If you have ever worked with a digital agency, or been a part of the web design process, you have probably heard the term ‘sitemap’. Similar to a geographical map that helps people find places they are looking for in the real world, a sitemap is both a a file where you can list the webpages of your site to tell Google and other search engines about the organization of your site’s content.
The sitemap also acts like a table of contents for visitors so that they are able to differentiate the home page, from the about page, from the blog page and so on. It is the most efficient way to organize the resources that are available on a site for both search engines and users.
How We Use Sitemaps at Atilus
Sitemaps, although seemingly simple are used and compiled for a number of reasons:
- Planning – Sitemaps help us plan out all of the pages on your website.
- Content – Our content writer uses it to map out all of the preliminary content on the site.
- Design – Our designs are based on the sitemap, making sure it includes each page, section and sub-section that is listed on the sitemap.
- Priorities – It helps communicate importance – a major service section is generally more important than an administrative staff members’ bio for example.
- Marketing – Sitemaps allow us to immediately begin working on the marketing of your website.
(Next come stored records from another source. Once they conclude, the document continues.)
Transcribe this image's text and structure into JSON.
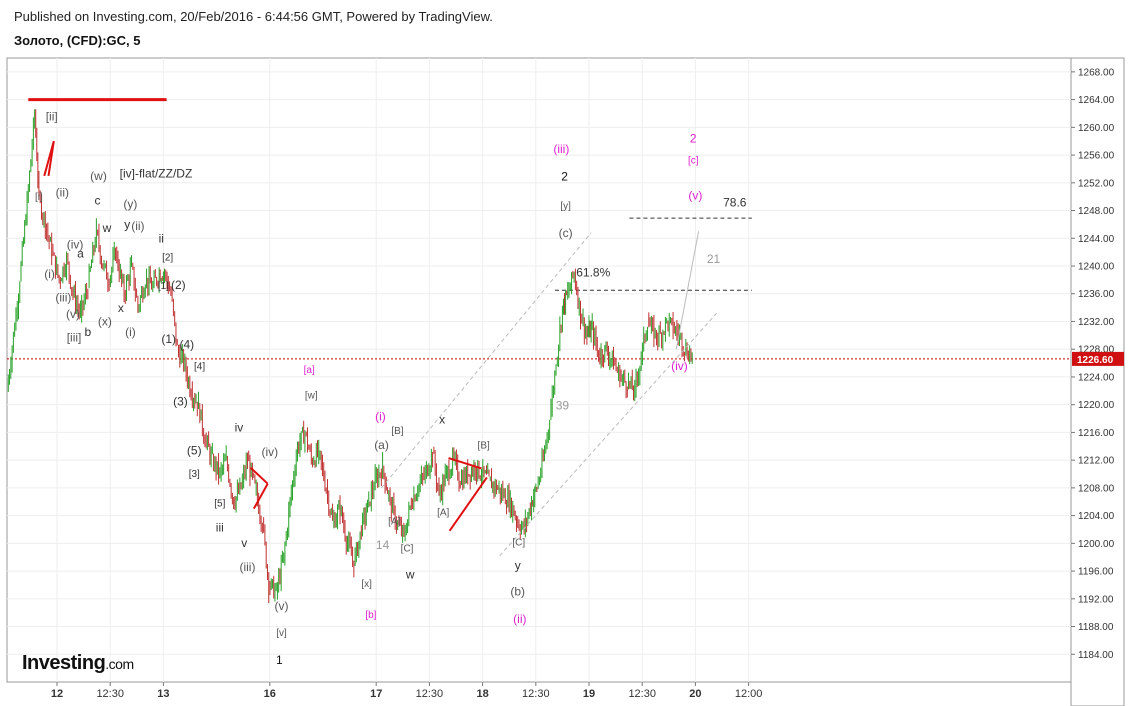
{
  "header": {
    "published": "Published on Investing.com, 20/Feb/2016 - 6:44:56 GMT, Powered by TradingView.",
    "symbol": "Золото, (CFD):GC, 5"
  },
  "brand": {
    "name": "Investing",
    "suffix": ".com"
  },
  "chart_data": {
    "type": "line",
    "title": "",
    "xlabel": "",
    "ylabel": "",
    "ylim": [
      1180,
      1270
    ],
    "xlim": [
      0,
      100
    ],
    "grid": true,
    "colors": {
      "up": "#27a127",
      "down": "#c03030",
      "annotation": "#e01010",
      "magenta": "#e020d0",
      "guide": "#bbbbbb",
      "price_line": "#c00000",
      "price_tag_bg": "#d01010"
    },
    "y_ticks": [
      "1184.00",
      "1188.00",
      "1192.00",
      "1196.00",
      "1200.00",
      "1204.00",
      "1208.00",
      "1212.00",
      "1216.00",
      "1220.00",
      "1224.00",
      "1228.00",
      "1232.00",
      "1236.00",
      "1240.00",
      "1244.00",
      "1248.00",
      "1252.00",
      "1256.00",
      "1260.00",
      "1264.00",
      "1268.00"
    ],
    "x_ticks": [
      {
        "x": 4.7,
        "label": "12"
      },
      {
        "x": 9.7,
        "label": "12:30"
      },
      {
        "x": 14.7,
        "label": "13"
      },
      {
        "x": 24.7,
        "label": "16"
      },
      {
        "x": 34.7,
        "label": "17"
      },
      {
        "x": 39.7,
        "label": "12:30"
      },
      {
        "x": 44.7,
        "label": "18"
      },
      {
        "x": 49.7,
        "label": "12:30"
      },
      {
        "x": 54.7,
        "label": "19"
      },
      {
        "x": 59.7,
        "label": "12:30"
      },
      {
        "x": 64.7,
        "label": "20"
      },
      {
        "x": 69.7,
        "label": "12:00"
      }
    ],
    "last_price": "1226.60",
    "series": [
      {
        "x": [
          0,
          0.6,
          1.2,
          2,
          2.6,
          3,
          3.6,
          4.2,
          4.9,
          5.6,
          6.2,
          6.9,
          7.6,
          8.4,
          9,
          9.6,
          10.2,
          11,
          11.7,
          12.3,
          13,
          13.7,
          14.3,
          14.8,
          15.4,
          16,
          16.6,
          17.3,
          18,
          18.6,
          19.3,
          20,
          20.6,
          21.3,
          22,
          22.6,
          23.3,
          24,
          24.6,
          25.3,
          26,
          26.6,
          27.3,
          28,
          28.6,
          29.3,
          30,
          30.6,
          31.3,
          32,
          32.6,
          33.3,
          34,
          34.6,
          35.3,
          36,
          36.6,
          37.3,
          38,
          38.6,
          39.3,
          40,
          40.6,
          41.3,
          42,
          42.6,
          43.3,
          44,
          44.6,
          45.3,
          46,
          46.6,
          47.3,
          48,
          48.6,
          49.3,
          49.8,
          50.4,
          51,
          51.6,
          52.2,
          52.7,
          53.3,
          53.9,
          54.5,
          55,
          55.6,
          56.3,
          57,
          57.6,
          58.3,
          59,
          59.6,
          60.2,
          60.8,
          61.4,
          62,
          62.6,
          63.2,
          63.8,
          64.4
        ],
        "y": [
          1222,
          1230,
          1238,
          1251,
          1262,
          1250,
          1246,
          1242,
          1238,
          1241,
          1236,
          1233,
          1237,
          1245,
          1240,
          1238,
          1242,
          1236,
          1240,
          1234,
          1238,
          1237,
          1239,
          1239,
          1236,
          1228,
          1226,
          1222,
          1220,
          1215,
          1212,
          1210,
          1212,
          1206,
          1208,
          1212,
          1208,
          1203,
          1194,
          1193,
          1198,
          1206,
          1214,
          1216,
          1212,
          1213,
          1208,
          1203,
          1205,
          1200,
          1197,
          1202,
          1206,
          1209,
          1211,
          1206,
          1203,
          1201,
          1206,
          1208,
          1210,
          1213,
          1207,
          1210,
          1212,
          1209,
          1210,
          1211,
          1210,
          1209,
          1208,
          1207,
          1206,
          1203,
          1202,
          1206,
          1208,
          1212,
          1218,
          1226,
          1234,
          1236,
          1239,
          1233,
          1230,
          1231,
          1227,
          1228,
          1226,
          1224,
          1223,
          1222,
          1227,
          1232,
          1230,
          1230,
          1232,
          1231,
          1230,
          1228,
          1227
        ]
      }
    ],
    "annotations": [
      {
        "text": "[ii]",
        "x": 4.2,
        "y": 1261,
        "color": "#555"
      },
      {
        "text": "[i]",
        "x": 3.0,
        "y": 1249.5,
        "color": "#555"
      },
      {
        "text": "(ii)",
        "x": 5.2,
        "y": 1250,
        "color": "#555"
      },
      {
        "text": "(iv)",
        "x": 6.4,
        "y": 1242.5,
        "color": "#555"
      },
      {
        "text": "(i)",
        "x": 4.0,
        "y": 1238.3,
        "color": "#555"
      },
      {
        "text": "(iii)",
        "x": 5.3,
        "y": 1234.9,
        "color": "#555"
      },
      {
        "text": "(v)",
        "x": 6.2,
        "y": 1232.5,
        "color": "#555"
      },
      {
        "text": "[iii]",
        "x": 6.3,
        "y": 1229.1,
        "color": "#555"
      },
      {
        "text": "a",
        "x": 6.9,
        "y": 1241.2,
        "color": "#333"
      },
      {
        "text": "b",
        "x": 7.6,
        "y": 1229.9,
        "color": "#333"
      },
      {
        "text": "(w)",
        "x": 8.6,
        "y": 1252.4,
        "color": "#555"
      },
      {
        "text": "c",
        "x": 8.5,
        "y": 1248.9,
        "color": "#333"
      },
      {
        "text": "w",
        "x": 9.4,
        "y": 1244.9,
        "color": "#333"
      },
      {
        "text": "(x)",
        "x": 9.2,
        "y": 1231.4,
        "color": "#555"
      },
      {
        "text": "x",
        "x": 10.7,
        "y": 1233.4,
        "color": "#333"
      },
      {
        "text": "(y)",
        "x": 11.6,
        "y": 1248.4,
        "color": "#555"
      },
      {
        "text": "y",
        "x": 11.3,
        "y": 1245.4,
        "color": "#333"
      },
      {
        "text": "(ii)",
        "x": 12.3,
        "y": 1245.2,
        "color": "#555"
      },
      {
        "text": "(i)",
        "x": 11.6,
        "y": 1229.9,
        "color": "#555"
      },
      {
        "text": "[iv]-flat/ZZ/DZ",
        "x": 14.0,
        "y": 1252.8,
        "color": "#333"
      },
      {
        "text": "ii",
        "x": 14.5,
        "y": 1243.4,
        "color": "#333"
      },
      {
        "text": "[2]",
        "x": 15.1,
        "y": 1240.8,
        "color": "#333"
      },
      {
        "text": "[1]",
        "x": 14.7,
        "y": 1236.7,
        "color": "#333"
      },
      {
        "text": "(2)",
        "x": 16.1,
        "y": 1236.7,
        "color": "#333"
      },
      {
        "text": "(1)",
        "x": 15.2,
        "y": 1228.9,
        "color": "#333"
      },
      {
        "text": "(4)",
        "x": 16.9,
        "y": 1228.1,
        "color": "#333"
      },
      {
        "text": "[4]",
        "x": 18.1,
        "y": 1225.1,
        "color": "#333"
      },
      {
        "text": "(3)",
        "x": 16.3,
        "y": 1219.9,
        "color": "#333"
      },
      {
        "text": "(5)",
        "x": 17.6,
        "y": 1212.8,
        "color": "#333"
      },
      {
        "text": "[3]",
        "x": 17.6,
        "y": 1209.6,
        "color": "#333"
      },
      {
        "text": "[5]",
        "x": 20.0,
        "y": 1205.3,
        "color": "#333"
      },
      {
        "text": "iv",
        "x": 21.8,
        "y": 1216.1,
        "color": "#333"
      },
      {
        "text": "iii",
        "x": 20.0,
        "y": 1201.7,
        "color": "#333"
      },
      {
        "text": "(iv)",
        "x": 24.7,
        "y": 1212.6,
        "color": "#555"
      },
      {
        "text": "v",
        "x": 22.3,
        "y": 1199.5,
        "color": "#333"
      },
      {
        "text": "(iii)",
        "x": 22.6,
        "y": 1196.0,
        "color": "#555"
      },
      {
        "text": "(v)",
        "x": 25.8,
        "y": 1190.4,
        "color": "#555"
      },
      {
        "text": "[v]",
        "x": 25.8,
        "y": 1186.6,
        "color": "#555"
      },
      {
        "text": "1",
        "x": 25.6,
        "y": 1182.6,
        "color": "#111"
      },
      {
        "text": "[a]",
        "x": 28.4,
        "y": 1224.6,
        "color": "#e020d0"
      },
      {
        "text": "[w]",
        "x": 28.6,
        "y": 1220.9,
        "color": "#555"
      },
      {
        "text": "[x]",
        "x": 33.8,
        "y": 1193.7,
        "color": "#555"
      },
      {
        "text": "[b]",
        "x": 34.2,
        "y": 1189.2,
        "color": "#e020d0"
      },
      {
        "text": "(i)",
        "x": 35.1,
        "y": 1217.7,
        "color": "#e020d0"
      },
      {
        "text": "(a)",
        "x": 35.2,
        "y": 1213.6,
        "color": "#555"
      },
      {
        "text": "[B]",
        "x": 36.7,
        "y": 1215.8,
        "color": "#555"
      },
      {
        "text": "14",
        "x": 35.3,
        "y": 1199.2,
        "color": "#999"
      },
      {
        "text": "[A]",
        "x": 36.4,
        "y": 1202.7,
        "color": "#555"
      },
      {
        "text": "[C]",
        "x": 37.6,
        "y": 1198.8,
        "color": "#555"
      },
      {
        "text": "w",
        "x": 37.9,
        "y": 1194.9,
        "color": "#333"
      },
      {
        "text": "x",
        "x": 40.9,
        "y": 1217.3,
        "color": "#333"
      },
      {
        "text": "[A]",
        "x": 41.0,
        "y": 1204.0,
        "color": "#555"
      },
      {
        "text": "[B]",
        "x": 44.8,
        "y": 1213.7,
        "color": "#555"
      },
      {
        "text": "[C]",
        "x": 48.1,
        "y": 1199.7,
        "color": "#555"
      },
      {
        "text": "y",
        "x": 48.0,
        "y": 1196.2,
        "color": "#333"
      },
      {
        "text": "(b)",
        "x": 48.0,
        "y": 1192.5,
        "color": "#555"
      },
      {
        "text": "(ii)",
        "x": 48.2,
        "y": 1188.5,
        "color": "#e020d0"
      },
      {
        "text": "(iii)",
        "x": 52.1,
        "y": 1256.3,
        "color": "#e020d0"
      },
      {
        "text": "2",
        "x": 52.4,
        "y": 1252.3,
        "color": "#111"
      },
      {
        "text": "[y]",
        "x": 52.5,
        "y": 1248.2,
        "color": "#555"
      },
      {
        "text": "(c)",
        "x": 52.5,
        "y": 1244.2,
        "color": "#555"
      },
      {
        "text": "61.8%",
        "x": 55.1,
        "y": 1238.5,
        "color": "#333"
      },
      {
        "text": "39",
        "x": 52.2,
        "y": 1219.3,
        "color": "#999"
      },
      {
        "text": "(iv)",
        "x": 63.2,
        "y": 1225.0,
        "color": "#e020d0"
      },
      {
        "text": "2",
        "x": 64.5,
        "y": 1257.8,
        "color": "#e020d0"
      },
      {
        "text": "[c]",
        "x": 64.5,
        "y": 1254.8,
        "color": "#e020d0"
      },
      {
        "text": "(v)",
        "x": 64.7,
        "y": 1249.6,
        "color": "#e020d0"
      },
      {
        "text": "78.6",
        "x": 68.4,
        "y": 1248.6,
        "color": "#333"
      },
      {
        "text": "21",
        "x": 66.4,
        "y": 1240.4,
        "color": "#999"
      }
    ],
    "hlines": [
      {
        "y": 1236.5,
        "x1": 51.5,
        "x2": 70.0,
        "style": "dashed",
        "color": "#333"
      },
      {
        "y": 1246.9,
        "x1": 58.5,
        "x2": 70.0,
        "style": "dashed",
        "color": "#333"
      },
      {
        "y": 1264.0,
        "x1": 2.0,
        "x2": 15.0,
        "style": "solid",
        "color": "#e01010",
        "width": 3
      }
    ],
    "segments": [
      {
        "x1": 3.5,
        "y1": 1253,
        "x2": 4.4,
        "y2": 1258,
        "color": "#e01010"
      },
      {
        "x1": 3.9,
        "y1": 1253,
        "x2": 4.4,
        "y2": 1258,
        "color": "#e01010"
      },
      {
        "x1": 22.9,
        "y1": 1210.9,
        "x2": 24.5,
        "y2": 1208.6,
        "color": "#e01010"
      },
      {
        "x1": 23.2,
        "y1": 1205.0,
        "x2": 24.5,
        "y2": 1208.6,
        "color": "#e01010"
      },
      {
        "x1": 41.5,
        "y1": 1212.3,
        "x2": 44.6,
        "y2": 1210.8,
        "color": "#e01010"
      },
      {
        "x1": 41.6,
        "y1": 1201.8,
        "x2": 45.1,
        "y2": 1209.5,
        "color": "#e01010"
      },
      {
        "x1": 35.2,
        "y1": 1208.0,
        "x2": 54.9,
        "y2": 1244.8,
        "color": "#bbbbbb",
        "style": "dashed"
      },
      {
        "x1": 46.3,
        "y1": 1198.2,
        "x2": 66.7,
        "y2": 1233.2,
        "color": "#bbbbbb",
        "style": "dashed"
      },
      {
        "x1": 62.9,
        "y1": 1228.0,
        "x2": 65.0,
        "y2": 1245.0,
        "color": "#bbbbbb",
        "style": "solid"
      }
    ]
  }
}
IE, that service page is titled in a particular way to help you get out in front of your prospective buyers and clients.
The sitemap is really where we start on your project and in some ways, brings to bear all of our digital marketing skills. Often-times it looks like a simple text-outline, however a sitemap has been compiled typically from more than one person (one writer, one market, and one designer) in order to account for everything your site will need.
Sitemaps are compiled from more than one person and allow us to design, write content, and set a framework for marketing your website.
As we move through the steps of a website, think of your sitemap as an outline that communicates what content will go where, the relationship between different pages, and a simple (text/written) representation of the major portions of your business. We then take this sitemap and draft an appropriate wireframe (blueprint) and design from it. Although sitemaps are crucial to the design of your site (as they allow us to account for all of the various pages, sub-content, and prepare our designs for everything they need to encompass) they don’t always follow them exactly. They DO always include links to every page on the sitemap however. Ultimately our design team marries the sitemap and major pages/sections, with your design goals, our own design vision, web design best-practices, and search engine and online marketing to present a final wireframe and design.
Sitemaps – Getting a Little More Technical
So here’s where it gets a little confusing, a sitemap refers both to a file we’re working on while we’re planning websites (the outline or map), but it also very specifically refers to a couple of files and pages that will reside on your website when it’s all done. Let’s explain a little further:
Google uses software known as “web crawlers” to discover publicly available webpages for people conducting searches. The sitemap informs search engines of the individual pages on your site, how new/updated the website is, and if the site is available for “crawling”. Web crawlers like Googlebot can read the sitemap file to more intelligently crawl your site for the most relevant results.
Your sitemap can also provide metadata associated with the pages you are sharing. Metadata is information about a webpage, such as when the page was last updated, how often the page is changed, and the importance of the page relative to other URLs in the site.
Do You Need a Sitemap?
Whether planning out a website, or if you own an existing website and you want to rank higher by implementing an HTML and XML sitemap the answer is you NEED A SITEMAP.
Since the overall purpose of a sitemap is to make things easier for users and crawlers like GoogleBot to understand what’s on the page and how to navigate through the site, it is especially crucial for a large, complex sites. Google can take additional data from sitemaps and metadata into account for searches when and where it is appropriate. Google also uses sitemaps to help users find the most relevant content based on their search.
Note: Google doesn’t guarantee that all of the items in your sitemap will be crawled and indexed, as Google processes rely on complex algorithms to schedule crawling. Nonetheless, your site will benefit from having a sitemap in most cases, and you will never be scrutinized for having one. By having a sitemap and metadata in place, you can be confident that Google will not overlook some of your pages and will instead present the user searching with the relevant information they are looking for.
Whether you need a completely new website with a sitemap, or just looking for a new look, Atilus can help! From idea to design, development and marketing, we achieve results for our clients and can grow business online. For more information about Atilus and the website design process, click here.